Nassim Nicholas Taleb also addresses this in his 2007 book, The Black Swan: The Impact of the Highly Improbable. Black-swan events are high-impact, low-frequency occurrences that few, if any, people foresee because they are complex and generally unprecedented. When attempting to explain these events, humans create stories about cause-and-effect that mislead themselves and others. For Taleb, issues around these complex phenomena aren’t only unclear in advance; they also aren’t clearer after the fact. However, we regularly pretend they are well understood in retrospect, leading to interpretation mistakes. While black-swan events aren’t random—there are underlying factors and relationships driving them—they are simply too complex for the human mind to understand and anticipate.
Two brief points to make here. The first is projecting experiences from our lives to invent facts that fill in the blanks. At the top of the list is the refrain: “Well, I don’t know anyone who’s been sick or died of COVID, so I won’t either. Why should I care?” The reality about COVID is that there is so much we don’t know. Our ignorance is vast. The pandemic, and the virus itself, are evolving rapidly. We don’t know where we are now and we don’t know where this is going. We simplify the reality so that we can make sense of the situation. But the harsh truth is: we don’t know.

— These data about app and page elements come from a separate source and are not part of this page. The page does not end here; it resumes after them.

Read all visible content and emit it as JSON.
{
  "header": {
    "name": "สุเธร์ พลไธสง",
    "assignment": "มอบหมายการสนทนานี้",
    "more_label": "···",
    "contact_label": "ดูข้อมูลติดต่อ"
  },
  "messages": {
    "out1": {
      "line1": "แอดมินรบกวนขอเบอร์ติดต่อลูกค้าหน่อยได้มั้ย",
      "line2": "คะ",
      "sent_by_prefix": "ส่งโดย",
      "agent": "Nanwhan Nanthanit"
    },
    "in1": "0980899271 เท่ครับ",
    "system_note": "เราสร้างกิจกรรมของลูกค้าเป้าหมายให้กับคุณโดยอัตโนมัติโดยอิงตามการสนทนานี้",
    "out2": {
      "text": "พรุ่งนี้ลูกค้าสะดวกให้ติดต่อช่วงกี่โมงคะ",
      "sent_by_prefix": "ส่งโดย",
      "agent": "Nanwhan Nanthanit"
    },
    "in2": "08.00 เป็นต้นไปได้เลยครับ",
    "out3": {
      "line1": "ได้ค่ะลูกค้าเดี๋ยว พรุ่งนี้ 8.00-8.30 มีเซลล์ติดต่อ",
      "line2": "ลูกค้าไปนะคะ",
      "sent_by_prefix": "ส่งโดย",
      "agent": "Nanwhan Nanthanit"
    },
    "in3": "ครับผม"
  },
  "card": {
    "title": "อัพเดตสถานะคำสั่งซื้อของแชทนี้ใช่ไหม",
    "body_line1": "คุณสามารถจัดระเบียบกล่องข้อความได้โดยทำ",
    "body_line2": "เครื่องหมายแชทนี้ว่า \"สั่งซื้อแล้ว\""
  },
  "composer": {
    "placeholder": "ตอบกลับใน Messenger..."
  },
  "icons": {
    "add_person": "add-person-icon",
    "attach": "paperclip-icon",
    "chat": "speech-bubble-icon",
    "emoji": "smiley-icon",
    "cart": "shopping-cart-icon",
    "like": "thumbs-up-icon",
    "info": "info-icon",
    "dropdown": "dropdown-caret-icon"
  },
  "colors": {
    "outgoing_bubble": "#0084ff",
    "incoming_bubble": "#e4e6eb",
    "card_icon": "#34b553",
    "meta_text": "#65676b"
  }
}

The second point is on inventing cause-effect narratives after the fact. Looking at the rise, fall, and rise of COVID infections in the United States, along with the narratives of politicians and pundits that “things are under control” is an instructive lesson here. I recall the Governors of Florida, Georgia, Texas, and elsewhere—states that were spared from the initial wave of COVID infections—boasting about things being under control, while carelessly relaxing controls without all of the facts in place. Many citizens in those states were hypnotized into thinking that COVID was a “big cities in blue states” matter at best, or at worst, a conspiracy invented by the media. That’s a narrative many are anchored to and struggle to break free from.
The sooner we, as an entire society, accept that COVID is real, that it’s dangerous, and that our understanding of the virus is still extremely limited, the faster we can move through it and restore a greater portion of normalcy to our lives. But, with The Narrative Fallacy at play, we are tricking ourselves in ways big and small—deepening and lengthening the suffering the process. Living the lie is even more painful than accepting the painful truth.